It is credibility through association – books and newspapers are generally associated with expertise, authority, research and knowledge, so if you end up writing a book or a column in a newspaper, you can establish your own credibility by virtue of association (this applies to industry-leading blogs too, by the way – why do you think guest blogging is so hot?)
Today I want you to look at it from a different angle – how getting published in a major newspaper or leading website / blog in your niche is NO guarantee that you’re any good at what you do.
These days self-publishing is easier than ever. Anyone can put together 50 pages and call it a book – slap it next to your profile on your blog, spin some hype and you’re on your way to being an expert.
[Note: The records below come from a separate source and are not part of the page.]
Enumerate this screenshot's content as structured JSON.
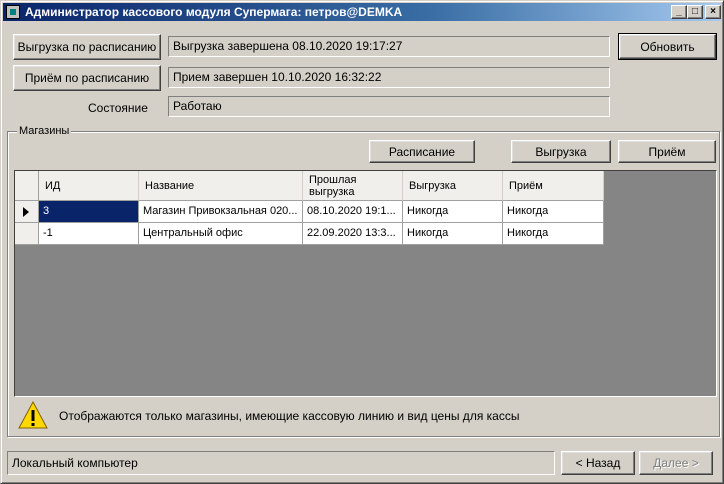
{
  "window": {
    "title": "Администратор кассового модуля Супермага: петров@DEMKA",
    "minimize": "_",
    "maximize": "□",
    "close": "×"
  },
  "top": {
    "unload_schedule_button": "Выгрузка по расписанию",
    "unload_status": "Выгрузка завершена 08.10.2020 19:17:27",
    "receive_schedule_button": "Приём по расписанию",
    "receive_status": "Прием завершен 10.10.2020 16:32:22",
    "state_label": "Состояние",
    "state_value": "Работаю",
    "refresh_button": "Обновить"
  },
  "stores": {
    "group_label": "Магазины",
    "schedule_button": "Расписание",
    "unload_button": "Выгрузка",
    "receive_button": "Приём",
    "columns": [
      "ИД",
      "Название",
      "Прошлая выгрузка",
      "Выгрузка",
      "Приём"
    ],
    "rows": [
      {
        "id": "3",
        "name": "Магазин Привокзальная 020...",
        "last_unload": "08.10.2020 19:1...",
        "unload": "Никогда",
        "receive": "Никогда"
      },
      {
        "id": "-1",
        "name": "Центральный офис",
        "last_unload": "22.09.2020 13:3...",
        "unload": "Никогда",
        "receive": "Никогда"
      }
    ],
    "warning": "Отображаются только магазины, имеющие кассовую линию и вид цены для кассы"
  },
  "footer": {
    "location": "Локальный компьютер",
    "back_button": "< Назад",
    "next_button": "Далее >"
  },
  "icons": {
    "warning": "warning-icon",
    "row_pointer": "row-pointer-icon"
  },
  "colors": {
    "titlebar_start": "#0a246a",
    "selection": "#0a246a",
    "grid_background": "#858585",
    "window_face": "#d4d0c8"
  }
}
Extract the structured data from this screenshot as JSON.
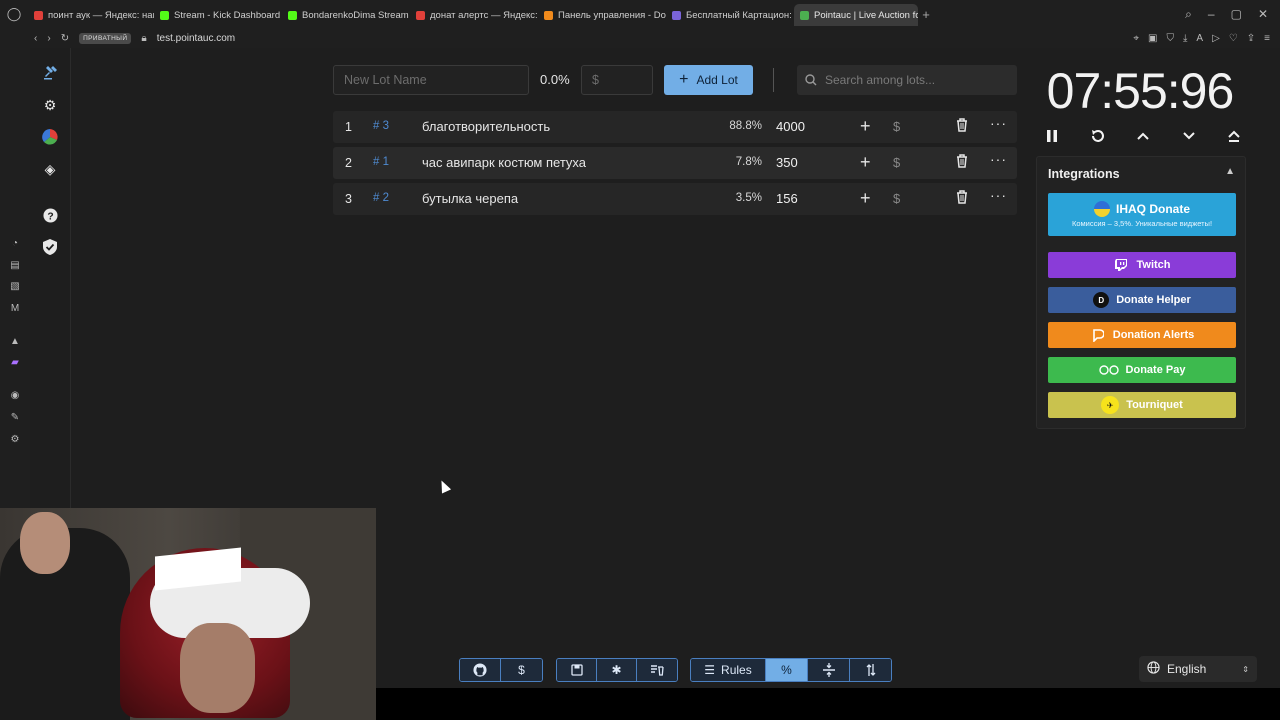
{
  "browser": {
    "tabs": [
      {
        "label": "поинт аук — Яндекс: наш",
        "color": "#e0403a"
      },
      {
        "label": "Stream - Kick Dashboard",
        "color": "#53fc18"
      },
      {
        "label": "BondarenkoDima Stream",
        "color": "#53fc18"
      },
      {
        "label": "донат алертс — Яндекс:",
        "color": "#e0403a"
      },
      {
        "label": "Панель управления - Do",
        "color": "#f08a1c"
      },
      {
        "label": "Бесплатный Картацион: /",
        "color": "#7a64d8"
      },
      {
        "label": "Pointauc | Live Auction for",
        "color": "#4caf50",
        "active": true
      }
    ],
    "new_tab": "+",
    "private_badge": "ПРИВАТНЫЙ",
    "url": "test.pointauc.com"
  },
  "toolbar": {
    "lot_name_placeholder": "New Lot Name",
    "percent": "0.0%",
    "amount_placeholder": "$",
    "add_lot_label": "Add Lot",
    "search_placeholder": "Search among lots..."
  },
  "lots": [
    {
      "index": "1",
      "tag": "# 3",
      "name": "благотворительность",
      "percent": "88.8%",
      "amount": "4000"
    },
    {
      "index": "2",
      "tag": "# 1",
      "name": "час авипарк костюм петуха",
      "percent": "7.8%",
      "amount": "350"
    },
    {
      "index": "3",
      "tag": "# 2",
      "name": "бутылка черепа",
      "percent": "3.5%",
      "amount": "156"
    }
  ],
  "lot_actions": {
    "plus": "+",
    "dollar": "$",
    "more": "···"
  },
  "timer": {
    "value": "07:55:96"
  },
  "integrations": {
    "title": "Integrations",
    "ihaq": {
      "label": "IHAQ Donate",
      "sub": "Комиссия – 3,5%. Уникальные виджеты!"
    },
    "twitch": "Twitch",
    "donate_helper": "Donate Helper",
    "donation_alerts": "Donation Alerts",
    "donate_pay": "Donate Pay",
    "tourniquet": "Tourniquet"
  },
  "bottom": {
    "rules": "Rules",
    "percent": "%"
  },
  "language": {
    "selected": "English"
  }
}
And you’d be surprised at how much journalists usually know compared to the general population – usually it’s a lot of spin coupled with access to more news / gossip / rumours than the ordinary man on the street. Once you mash together opinion with half-truths, hype and metaphors you have the makings of a genius column.
As indicators of expertise, publishing a book and writing a newspaper (or blog) column are superficial signs – highly effective at manipulating mass perception on a subtle and subconscious level but not enough on their own to demonstrate expertise.
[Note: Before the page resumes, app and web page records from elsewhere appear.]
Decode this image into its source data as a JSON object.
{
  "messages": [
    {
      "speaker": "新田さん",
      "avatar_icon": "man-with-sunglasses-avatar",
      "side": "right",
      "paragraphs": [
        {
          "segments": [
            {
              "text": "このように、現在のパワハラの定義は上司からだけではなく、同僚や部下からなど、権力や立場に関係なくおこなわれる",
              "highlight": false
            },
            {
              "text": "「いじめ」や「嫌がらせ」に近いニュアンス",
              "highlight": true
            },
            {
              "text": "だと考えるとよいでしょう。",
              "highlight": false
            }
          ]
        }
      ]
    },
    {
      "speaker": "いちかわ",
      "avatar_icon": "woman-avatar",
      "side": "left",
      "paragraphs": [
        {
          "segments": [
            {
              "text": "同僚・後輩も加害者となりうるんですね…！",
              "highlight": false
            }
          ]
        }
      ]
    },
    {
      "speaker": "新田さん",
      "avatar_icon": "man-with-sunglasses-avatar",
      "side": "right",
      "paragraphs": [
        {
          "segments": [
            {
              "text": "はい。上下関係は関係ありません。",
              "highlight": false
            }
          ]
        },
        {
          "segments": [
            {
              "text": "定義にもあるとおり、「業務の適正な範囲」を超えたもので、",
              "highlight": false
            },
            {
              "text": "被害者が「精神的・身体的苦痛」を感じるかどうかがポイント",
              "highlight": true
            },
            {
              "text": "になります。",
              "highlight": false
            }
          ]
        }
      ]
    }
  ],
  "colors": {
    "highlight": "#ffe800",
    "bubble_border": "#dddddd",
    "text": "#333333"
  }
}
Earlier this week I got an article submission from an unknown blogger. It was an average article, and while we’ve published ‘average’ and sometimes below average pieces on that blog before, I chose to turn this one down because I wanted to stick to quality. In my reply, I told the author that the article was not ‘good enough’ to go up on the site. Perhaps a bit harsh, but that was the truth at the time.
The next day I get an angry email from an acquaintance, another blogger in the same niche and a friend of the first author. I was summarily presented with the original author’s ‘accomplishments’ and their status as an expert (thanks to them being a regular columnist for a leading news site).
The incident struck a chord with me because sometimes people – good writers – get to a point where they are too full of themselves to consider that their work is crap. I’ve been there, and I know how angry one feels at being ‘turned down’, but the reality is that if you’re not delivering what your audience wants and if you keep relying on your reputation rather than the quality of your work, you’re going nowhere, fast.
When it comes to trusting a blogger and estimating their expertise, don’t use their reputation or the fact that they wrote at so and so blog as a definitive criteria (although it does help to weed out the trash) – make sure that you read what they write without any bias and then decide if they are any good.